In this world today there is such a great need for stretcher-bearers. There is such a great need for people to be aware of the lost. There is such a great need for Christians to bring people before Jesus. There are people out there who will never come face to face with Jesus, because no one was attentive to their need. Because, they were left to fend for themselves in a world where sin could consume them. Christians everywhere need to stand up, see what’s going on, and get involved. We were all given a command to share the Gospel with everyone, everywhere. Let’s get out there and live by faith. Let our faith in our Lord and Savior Jesus Christ be evident for all the world to see. Let them come to us with questions, and let us in turn bring them before Jesus. There are so many people out there that will perish if we do nothing. What if those four men had refused to bring the paralytic man before Jesus. What if that was the only chance they had. We must persevere, we must fight on. There is always a way to the Master, but sometimes we have to do a little work to get them there. Don’t be the person that lets that opportunity slip through their fingers. Don’t be the person that stands in the way of someone getting to heaven. Don’t be the person that doesn’t do anything to keep people out of Hell. Remember these words from that hymn-“Though they are slighting him. Still he is waiting, waiting the penitent child to receive; plead with them earnestly, plead with them gently: He will forgive if they truly believe.

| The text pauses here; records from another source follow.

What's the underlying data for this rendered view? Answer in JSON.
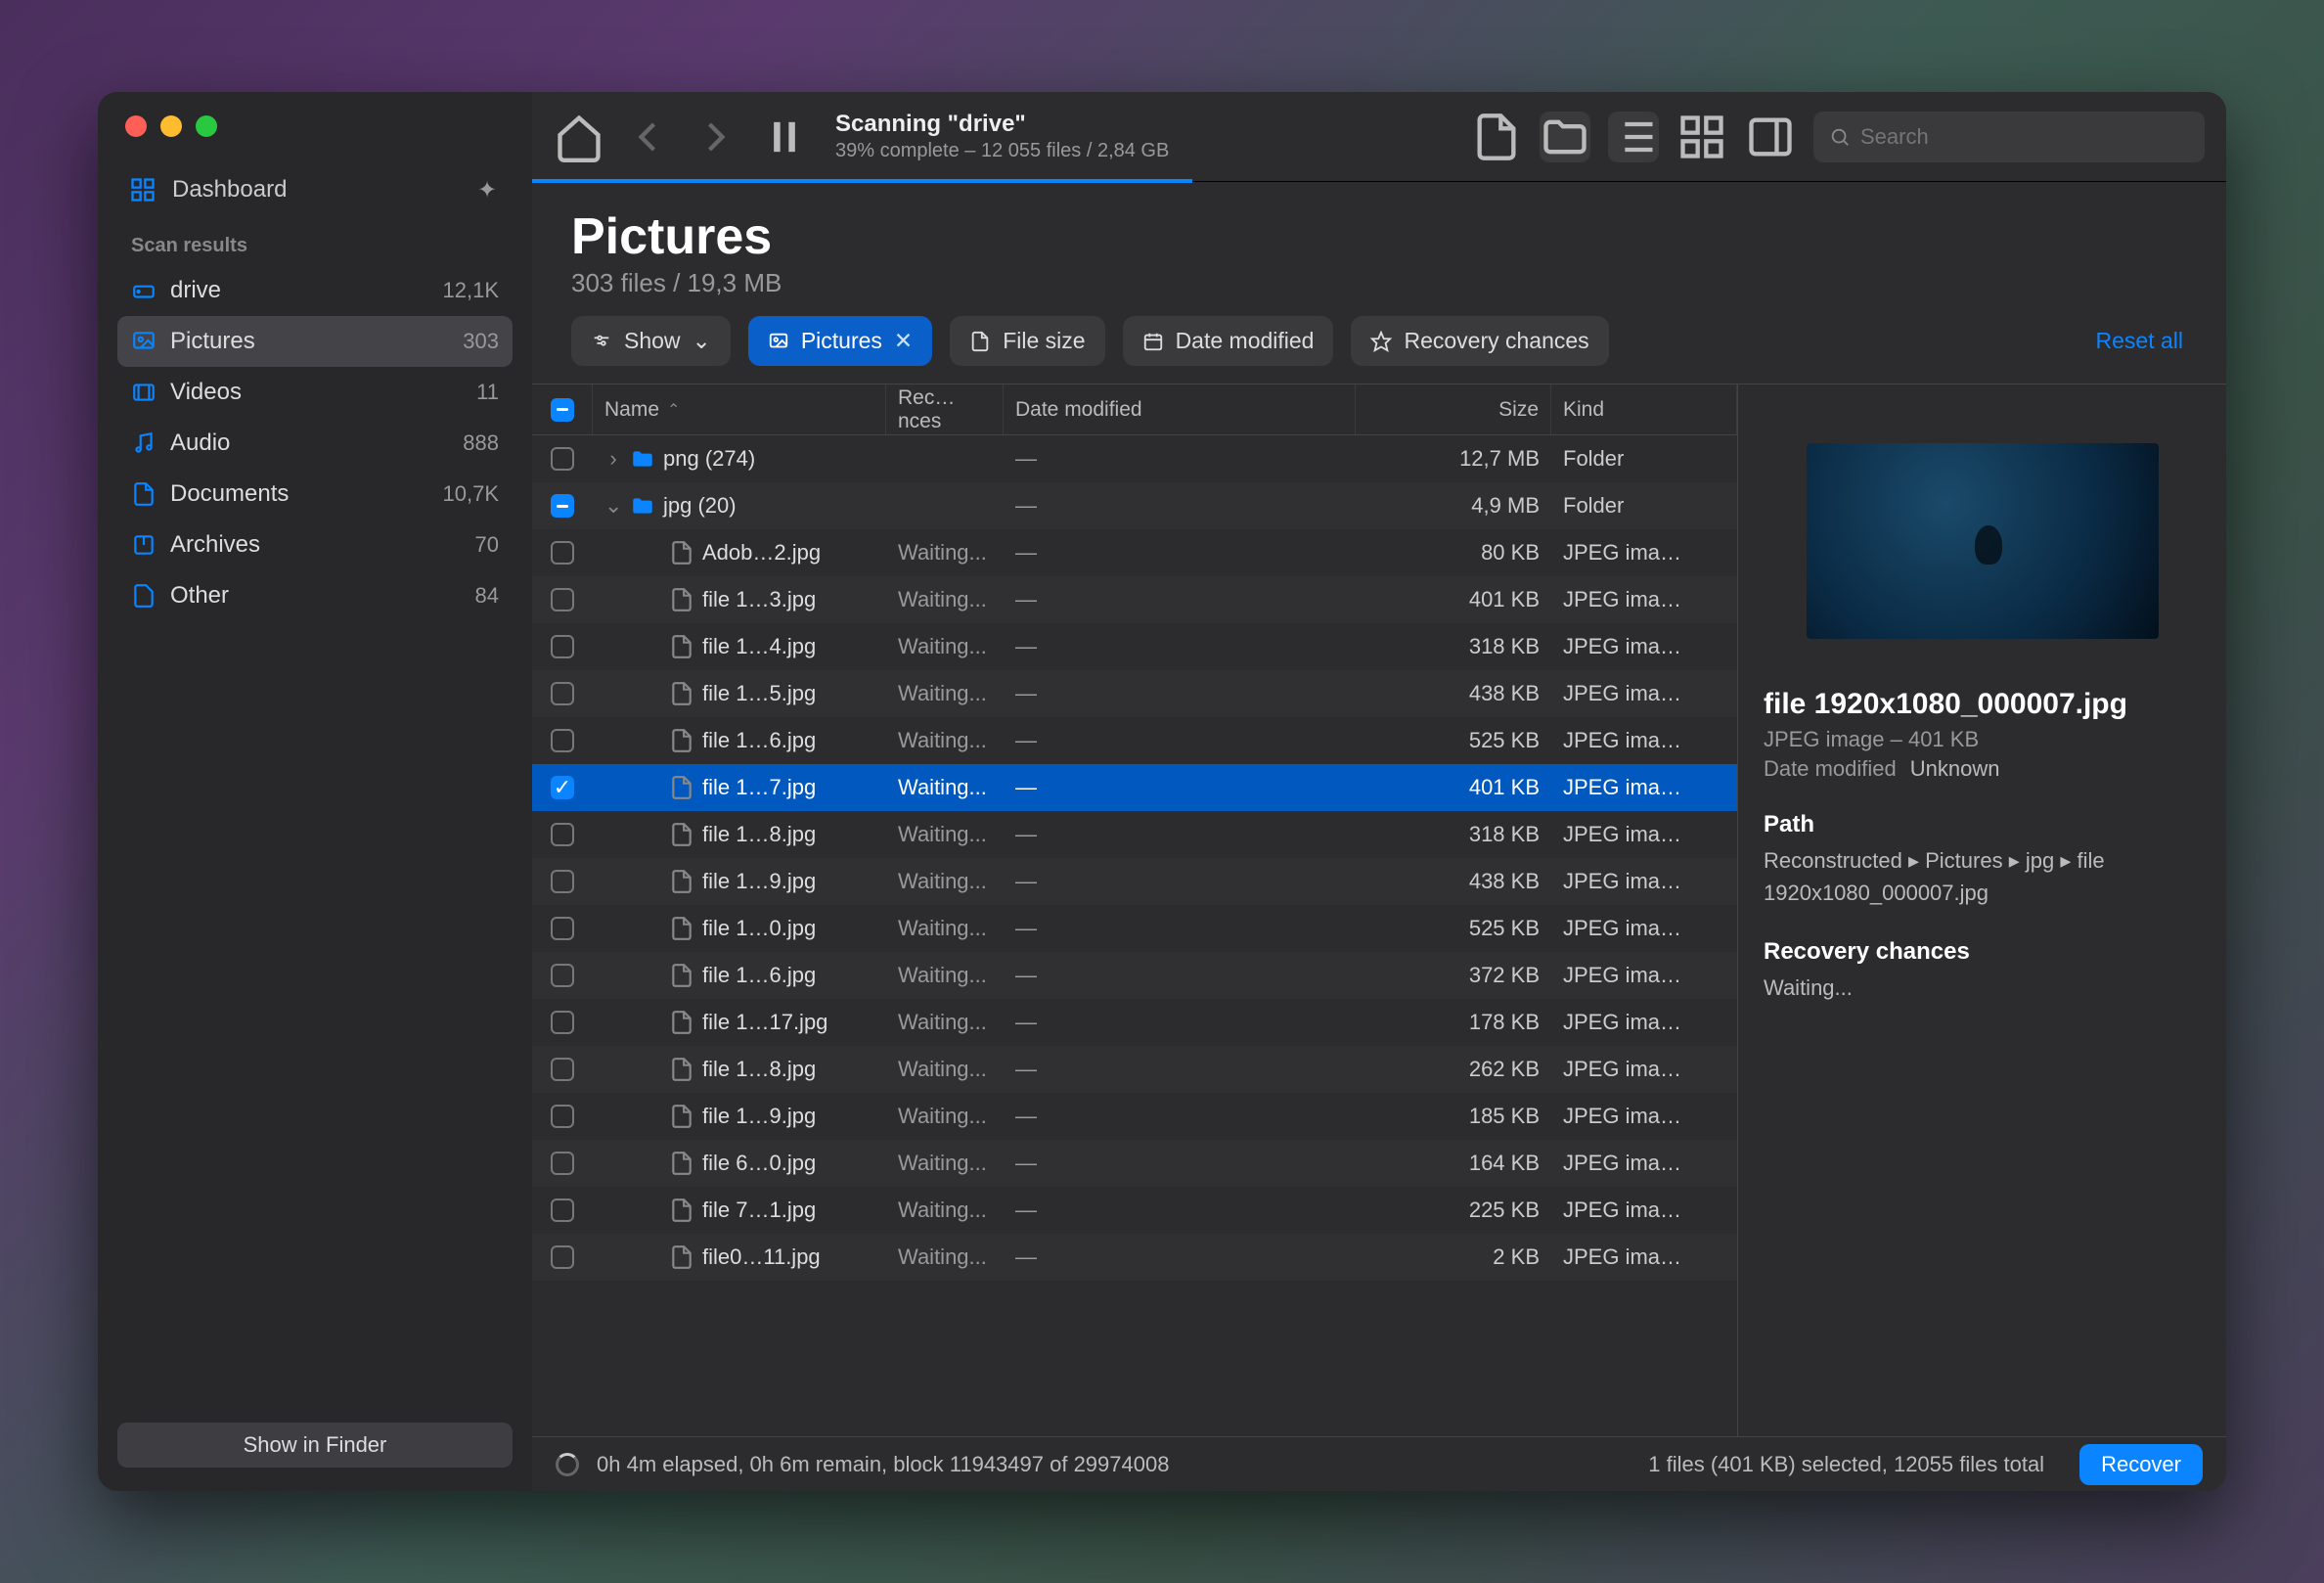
{
  "sidebar": {
    "dashboard": "Dashboard",
    "section_label": "Scan results",
    "items": [
      {
        "icon": "drive-icon",
        "label": "drive",
        "count": "12,1K"
      },
      {
        "icon": "image-icon",
        "label": "Pictures",
        "count": "303",
        "active": true
      },
      {
        "icon": "video-icon",
        "label": "Videos",
        "count": "11"
      },
      {
        "icon": "audio-icon",
        "label": "Audio",
        "count": "888"
      },
      {
        "icon": "doc-icon",
        "label": "Documents",
        "count": "10,7K"
      },
      {
        "icon": "archive-icon",
        "label": "Archives",
        "count": "70"
      },
      {
        "icon": "other-icon",
        "label": "Other",
        "count": "84"
      }
    ],
    "show_in_finder": "Show in Finder"
  },
  "toolbar": {
    "scan_title": "Scanning \"drive\"",
    "scan_sub": "39% complete – 12 055 files / 2,84 GB",
    "search_placeholder": "Search"
  },
  "header": {
    "title": "Pictures",
    "sub": "303 files / 19,3 MB"
  },
  "filters": {
    "show": "Show",
    "pictures": "Pictures",
    "file_size": "File size",
    "date_modified": "Date modified",
    "recovery_chances": "Recovery chances",
    "reset_all": "Reset all"
  },
  "columns": {
    "name": "Name",
    "rec": "Rec…nces",
    "date": "Date modified",
    "size": "Size",
    "kind": "Kind"
  },
  "rows": [
    {
      "type": "folder",
      "disclosure": "right",
      "name": "png (274)",
      "rec": "",
      "date": "—",
      "size": "12,7 MB",
      "kind": "Folder",
      "cb": "empty"
    },
    {
      "type": "folder",
      "disclosure": "down",
      "name": "jpg (20)",
      "rec": "",
      "date": "—",
      "size": "4,9 MB",
      "kind": "Folder",
      "cb": "dash"
    },
    {
      "type": "file",
      "name": "Adob…2.jpg",
      "rec": "Waiting...",
      "date": "—",
      "size": "80 KB",
      "kind": "JPEG ima…",
      "cb": "empty"
    },
    {
      "type": "file",
      "name": "file 1…3.jpg",
      "rec": "Waiting...",
      "date": "—",
      "size": "401 KB",
      "kind": "JPEG ima…",
      "cb": "empty"
    },
    {
      "type": "file",
      "name": "file 1…4.jpg",
      "rec": "Waiting...",
      "date": "—",
      "size": "318 KB",
      "kind": "JPEG ima…",
      "cb": "empty"
    },
    {
      "type": "file",
      "name": "file 1…5.jpg",
      "rec": "Waiting...",
      "date": "—",
      "size": "438 KB",
      "kind": "JPEG ima…",
      "cb": "empty"
    },
    {
      "type": "file",
      "name": "file 1…6.jpg",
      "rec": "Waiting...",
      "date": "—",
      "size": "525 KB",
      "kind": "JPEG ima…",
      "cb": "empty"
    },
    {
      "type": "file",
      "name": "file 1…7.jpg",
      "rec": "Waiting...",
      "date": "—",
      "size": "401 KB",
      "kind": "JPEG ima…",
      "cb": "checked",
      "selected": true
    },
    {
      "type": "file",
      "name": "file 1…8.jpg",
      "rec": "Waiting...",
      "date": "—",
      "size": "318 KB",
      "kind": "JPEG ima…",
      "cb": "empty"
    },
    {
      "type": "file",
      "name": "file 1…9.jpg",
      "rec": "Waiting...",
      "date": "—",
      "size": "438 KB",
      "kind": "JPEG ima…",
      "cb": "empty"
    },
    {
      "type": "file",
      "name": "file 1…0.jpg",
      "rec": "Waiting...",
      "date": "—",
      "size": "525 KB",
      "kind": "JPEG ima…",
      "cb": "empty"
    },
    {
      "type": "file",
      "name": "file 1…6.jpg",
      "rec": "Waiting...",
      "date": "—",
      "size": "372 KB",
      "kind": "JPEG ima…",
      "cb": "empty"
    },
    {
      "type": "file",
      "name": "file 1…17.jpg",
      "rec": "Waiting...",
      "date": "—",
      "size": "178 KB",
      "kind": "JPEG ima…",
      "cb": "empty"
    },
    {
      "type": "file",
      "name": "file 1…8.jpg",
      "rec": "Waiting...",
      "date": "—",
      "size": "262 KB",
      "kind": "JPEG ima…",
      "cb": "empty"
    },
    {
      "type": "file",
      "name": "file 1…9.jpg",
      "rec": "Waiting...",
      "date": "—",
      "size": "185 KB",
      "kind": "JPEG ima…",
      "cb": "empty"
    },
    {
      "type": "file",
      "name": "file 6…0.jpg",
      "rec": "Waiting...",
      "date": "—",
      "size": "164 KB",
      "kind": "JPEG ima…",
      "cb": "empty"
    },
    {
      "type": "file",
      "name": "file 7…1.jpg",
      "rec": "Waiting...",
      "date": "—",
      "size": "225 KB",
      "kind": "JPEG ima…",
      "cb": "empty"
    },
    {
      "type": "file",
      "name": "file0…11.jpg",
      "rec": "Waiting...",
      "date": "—",
      "size": "2 KB",
      "kind": "JPEG ima…",
      "cb": "empty"
    }
  ],
  "detail": {
    "title": "file 1920x1080_000007.jpg",
    "sub": "JPEG image – 401 KB",
    "date_label": "Date modified",
    "date_value": "Unknown",
    "path_label": "Path",
    "path_value": "Reconstructed ▸ Pictures ▸ jpg ▸ file 1920x1080_000007.jpg",
    "chances_label": "Recovery chances",
    "chances_value": "Waiting..."
  },
  "status": {
    "elapsed": "0h 4m elapsed, 0h 6m remain, block 11943497 of 29974008",
    "selection": "1 files (401 KB) selected, 12055 files total",
    "recover": "Recover"
  }
}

Rescue the perishing, care for the dying; Jesus is merciful, Jesus will save”